Former Megadeth guitarist Mary Friedman recently shared his thoughts on the matter of crucial guitar feats, placing fast playing among the "utterly unimportant" ones.
Along with a guitar lesson featured in his latest Guitar World entry, Marty shared an interesting introduction, saying:
"When it comes to evaluating a musician, individuality is the characteristic that I hold in highest regard. We all have our heroes and favorite players from whom we've learned a great deal through trying to emulate their playing styles.
"In rock, for example, most players list Jimi Hendrix, Jeff Beck and Jimmy Page as major influences, and in metal it's not uncommon to hear the names Eddie Van Halen, Randy Rhoads, Zakk Wylde or Dimebag Darrell mentioned as primary influences.
"In that sense, many of us have learned from the same sources," the guitarist further pointed out. "The trick is to take those influences and push yourself in your own unique and distinct direction. Though it may be easier to learn other people's solos - which is fine if that's the goal you're pursuing - I believe it's much more rewarding to go out on a limb and take some musical chances, just to see what new and different sounds you can discover in the pursuit of forming a style that you can eventually call your own."
Focusing on fast playing, Friedman noted, "For example, playing fast is not the be-all and end-all of anything. In fact, it's utterly unimportant. But if you are like most guitar players, you'll want to be able to play fast, because everyone wants to play fast. So to my mind, you might as well try to do it in a way that's cool and different from everyone else.

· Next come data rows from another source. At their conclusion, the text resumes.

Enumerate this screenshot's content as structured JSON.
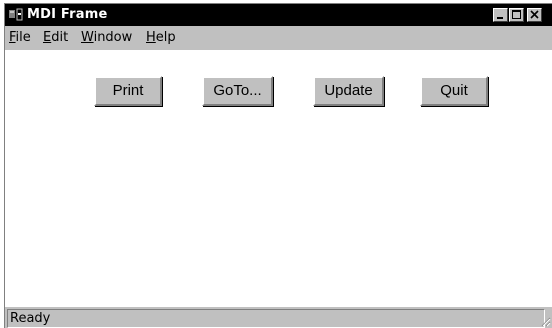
{
  "window": {
    "title": "MDI Frame",
    "app_icon": "app-icon",
    "controls": {
      "minimize_icon": "minimize-icon",
      "maximize_icon": "maximize-icon",
      "close_icon": "close-icon"
    }
  },
  "menu": {
    "items": [
      {
        "accel": "F",
        "rest": "ile"
      },
      {
        "accel": "E",
        "rest": "dit"
      },
      {
        "accel": "W",
        "rest": "indow"
      },
      {
        "accel": "H",
        "rest": "elp"
      }
    ]
  },
  "toolbar": {
    "print_label": "Print",
    "goto_label": "GoTo...",
    "update_label": "Update",
    "quit_label": "Quit"
  },
  "status": {
    "text": "Ready"
  },
  "colors": {
    "title_bg": "#000000",
    "face": "#c0c0c0",
    "client_bg": "#ffffff"
  }
}
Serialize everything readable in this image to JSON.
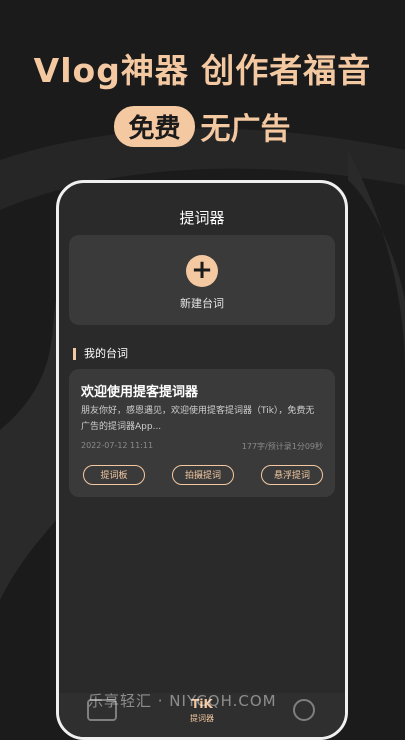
{
  "promo": {
    "headline": "Vlog神器 创作者福音",
    "badge": "免费",
    "tagline": "无广告",
    "accent_color": "#f4c9a2"
  },
  "app": {
    "title": "提词器",
    "new_script": {
      "icon": "plus-icon",
      "label": "新建台词"
    },
    "section_title": "我的台词",
    "script_card": {
      "title": "欢迎使用提客提词器",
      "body": "朋友你好，感恩遇见，欢迎使用提客提词器（Tik），免费无广告的提词器App...",
      "date": "2022-07-12 11:11",
      "meta": "177字/预计录1分09秒",
      "actions": [
        "提词板",
        "拍摄提词",
        "悬浮提词"
      ]
    },
    "tabbar": {
      "left_icon": "scripts-icon",
      "center_icon_text": "TiK",
      "center_label": "提词器",
      "right_icon": "profile-icon"
    }
  },
  "watermark": "乐享轻汇 · NIYCQH.COM"
}
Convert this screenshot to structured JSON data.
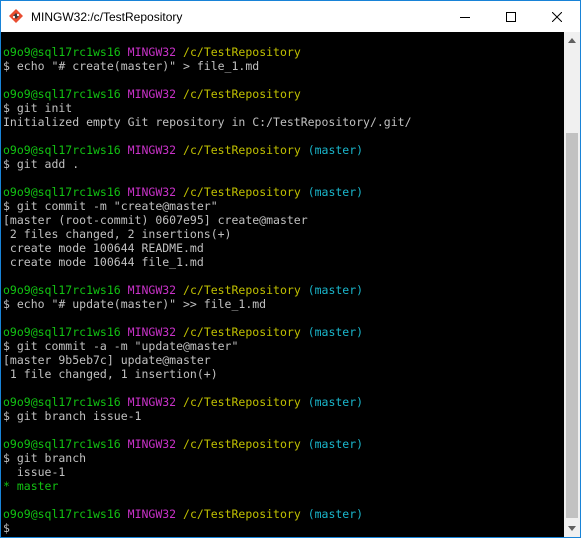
{
  "window": {
    "title": "MINGW32:/c/TestRepository",
    "icon": "git-bash-icon",
    "controls": {
      "minimize_icon": "minimize-icon",
      "maximize_icon": "maximize-icon",
      "close_icon": "close-icon"
    }
  },
  "colors": {
    "user_host": "#12c312",
    "mingw": "#c832c8",
    "path": "#c0c000",
    "branch": "#1ab6cb",
    "output": "#c0c0c0",
    "current_branch": "#12c312"
  },
  "terminal": {
    "lines": [
      {
        "type": "prompt",
        "user": "o9o9@sql17rc1ws16",
        "env": "MINGW32",
        "path": "/c/TestRepository",
        "branch": ""
      },
      {
        "type": "cmd",
        "text": "$ echo \"# create(master)\" > file_1.md"
      },
      {
        "type": "blank"
      },
      {
        "type": "prompt",
        "user": "o9o9@sql17rc1ws16",
        "env": "MINGW32",
        "path": "/c/TestRepository",
        "branch": ""
      },
      {
        "type": "cmd",
        "text": "$ git init"
      },
      {
        "type": "out",
        "text": "Initialized empty Git repository in C:/TestRepository/.git/"
      },
      {
        "type": "blank"
      },
      {
        "type": "prompt",
        "user": "o9o9@sql17rc1ws16",
        "env": "MINGW32",
        "path": "/c/TestRepository",
        "branch": "(master)"
      },
      {
        "type": "cmd",
        "text": "$ git add ."
      },
      {
        "type": "blank"
      },
      {
        "type": "prompt",
        "user": "o9o9@sql17rc1ws16",
        "env": "MINGW32",
        "path": "/c/TestRepository",
        "branch": "(master)"
      },
      {
        "type": "cmd",
        "text": "$ git commit -m \"create@master\""
      },
      {
        "type": "out",
        "text": "[master (root-commit) 0607e95] create@master"
      },
      {
        "type": "out",
        "text": " 2 files changed, 2 insertions(+)"
      },
      {
        "type": "out",
        "text": " create mode 100644 README.md"
      },
      {
        "type": "out",
        "text": " create mode 100644 file_1.md"
      },
      {
        "type": "blank"
      },
      {
        "type": "prompt",
        "user": "o9o9@sql17rc1ws16",
        "env": "MINGW32",
        "path": "/c/TestRepository",
        "branch": "(master)"
      },
      {
        "type": "cmd",
        "text": "$ echo \"# update(master)\" >> file_1.md"
      },
      {
        "type": "blank"
      },
      {
        "type": "prompt",
        "user": "o9o9@sql17rc1ws16",
        "env": "MINGW32",
        "path": "/c/TestRepository",
        "branch": "(master)"
      },
      {
        "type": "cmd",
        "text": "$ git commit -a -m \"update@master\""
      },
      {
        "type": "out",
        "text": "[master 9b5eb7c] update@master"
      },
      {
        "type": "out",
        "text": " 1 file changed, 1 insertion(+)"
      },
      {
        "type": "blank"
      },
      {
        "type": "prompt",
        "user": "o9o9@sql17rc1ws16",
        "env": "MINGW32",
        "path": "/c/TestRepository",
        "branch": "(master)"
      },
      {
        "type": "cmd",
        "text": "$ git branch issue-1"
      },
      {
        "type": "blank"
      },
      {
        "type": "prompt",
        "user": "o9o9@sql17rc1ws16",
        "env": "MINGW32",
        "path": "/c/TestRepository",
        "branch": "(master)"
      },
      {
        "type": "cmd",
        "text": "$ git branch"
      },
      {
        "type": "out",
        "text": "  issue-1"
      },
      {
        "type": "current",
        "text": "* master"
      },
      {
        "type": "blank"
      },
      {
        "type": "prompt",
        "user": "o9o9@sql17rc1ws16",
        "env": "MINGW32",
        "path": "/c/TestRepository",
        "branch": "(master)"
      },
      {
        "type": "cursor",
        "text": "$"
      }
    ]
  },
  "scrollbar": {
    "up_icon": "scroll-up-arrow-icon",
    "down_icon": "scroll-down-arrow-icon",
    "position": 1.0
  }
}
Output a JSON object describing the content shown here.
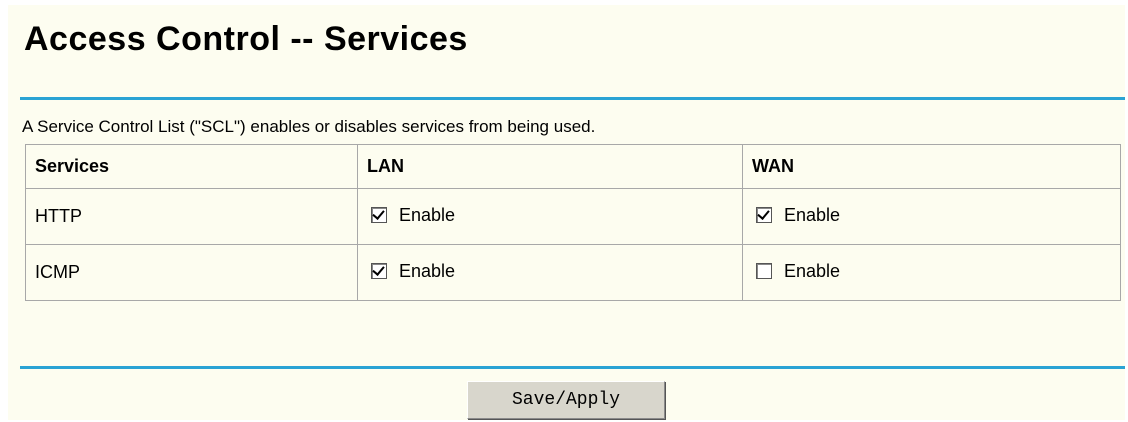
{
  "page": {
    "title": "Access Control -- Services",
    "description": "A Service Control List (\"SCL\") enables or disables services from being used."
  },
  "table": {
    "headers": [
      "Services",
      "LAN",
      "WAN"
    ],
    "rows": [
      {
        "service": "HTTP",
        "lan": {
          "checked": true,
          "label": "Enable"
        },
        "wan": {
          "checked": true,
          "label": "Enable"
        }
      },
      {
        "service": "ICMP",
        "lan": {
          "checked": true,
          "label": "Enable"
        },
        "wan": {
          "checked": false,
          "label": "Enable"
        }
      }
    ]
  },
  "actions": {
    "save_label": "Save/Apply"
  },
  "colors": {
    "accent_rule": "#2aa3d4",
    "panel_bg": "#fdfdf0",
    "button_bg": "#d8d6cc"
  }
}
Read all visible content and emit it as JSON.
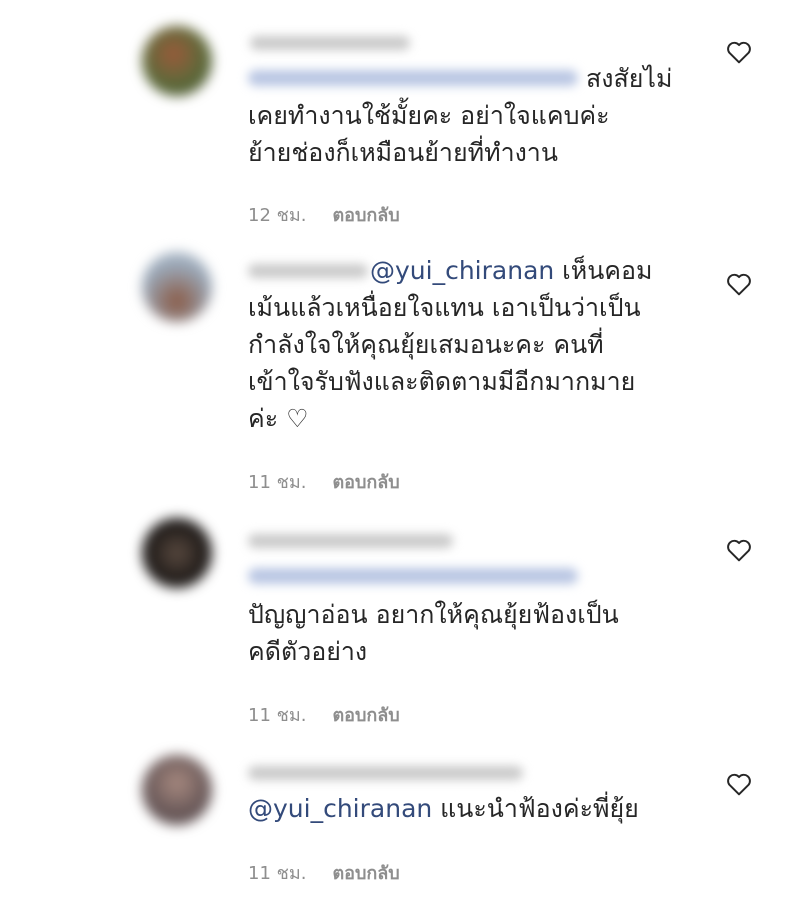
{
  "comments": [
    {
      "text": "สงสัยไม่\nเคยทำงานใช้มั้ยคะ อย่าใจแคบค่ะ\nย้ายช่องก็เหมือนย้ายที่ทำงาน",
      "time": "12 ชม.",
      "reply": "ตอบกลับ",
      "avatar_color": "#6a4a2e"
    },
    {
      "mention": "@yui_chiranan",
      "text": " เห็นคอม\nเม้นแล้วเหนื่อยใจแทน เอาเป็นว่าเป็น\nกำลังใจให้คุณยุ้ยเสมอนะคะ คนที่\nเข้าใจรับฟังและติดตามมีอีกมากมาย\nค่ะ ♡",
      "time": "11 ชม.",
      "reply": "ตอบกลับ",
      "avatar_color": "#8a6a55"
    },
    {
      "text": "ปัญญาอ่อน อยากให้คุณยุ้ยฟ้องเป็น\nคดีตัวอย่าง",
      "time": "11 ชม.",
      "reply": "ตอบกลับ",
      "avatar_color": "#2a2220"
    },
    {
      "mention": "@yui_chiranan",
      "text": " แนะนำฟ้องค่ะพี่ยุ้ย",
      "time": "11 ชม.",
      "reply": "ตอบกลับ",
      "avatar_color": "#6b5a5a"
    }
  ]
}
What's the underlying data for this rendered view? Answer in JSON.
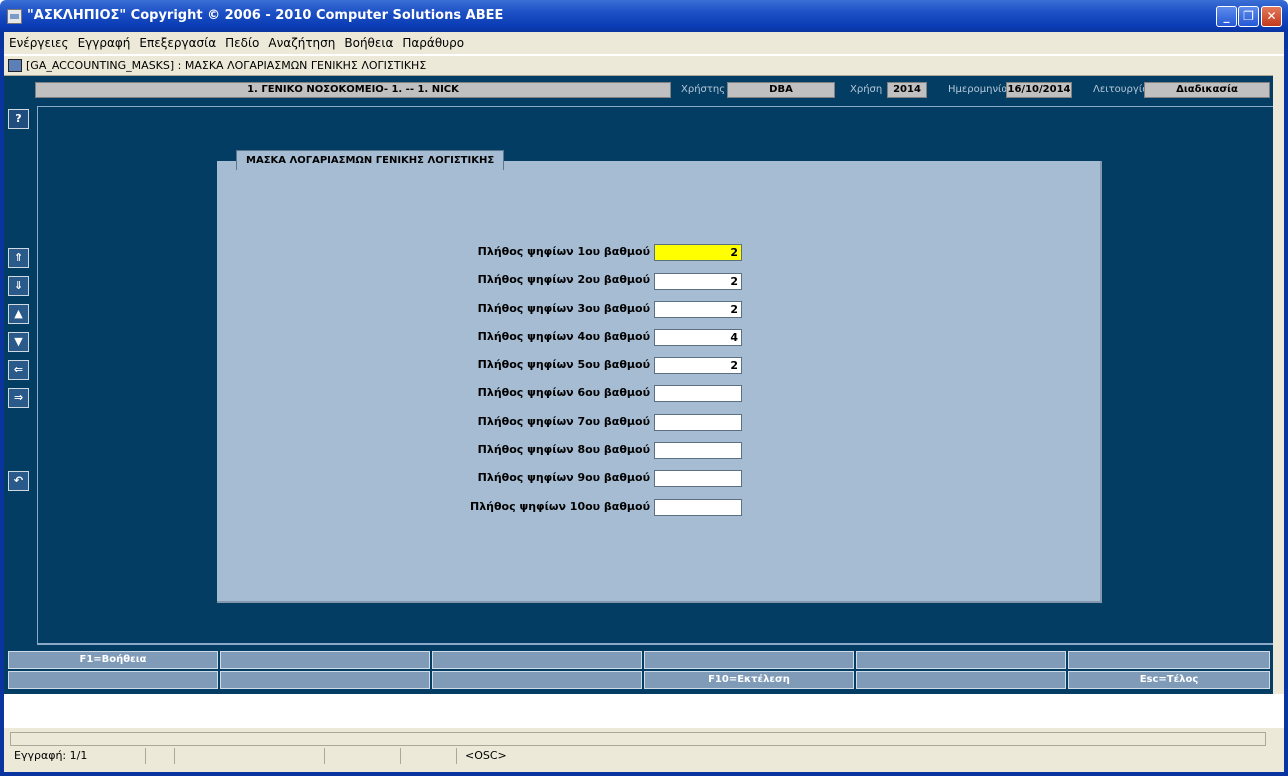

"The first step to playing fast in a unique way is to find things that are easy for you to play. For this, I suggest using patterns rather than things that you hear on recordings or have found in a book or magazine," the guitarist concluded before shifting to specific exercise figures. Along with the previously featured video, you can check them out below.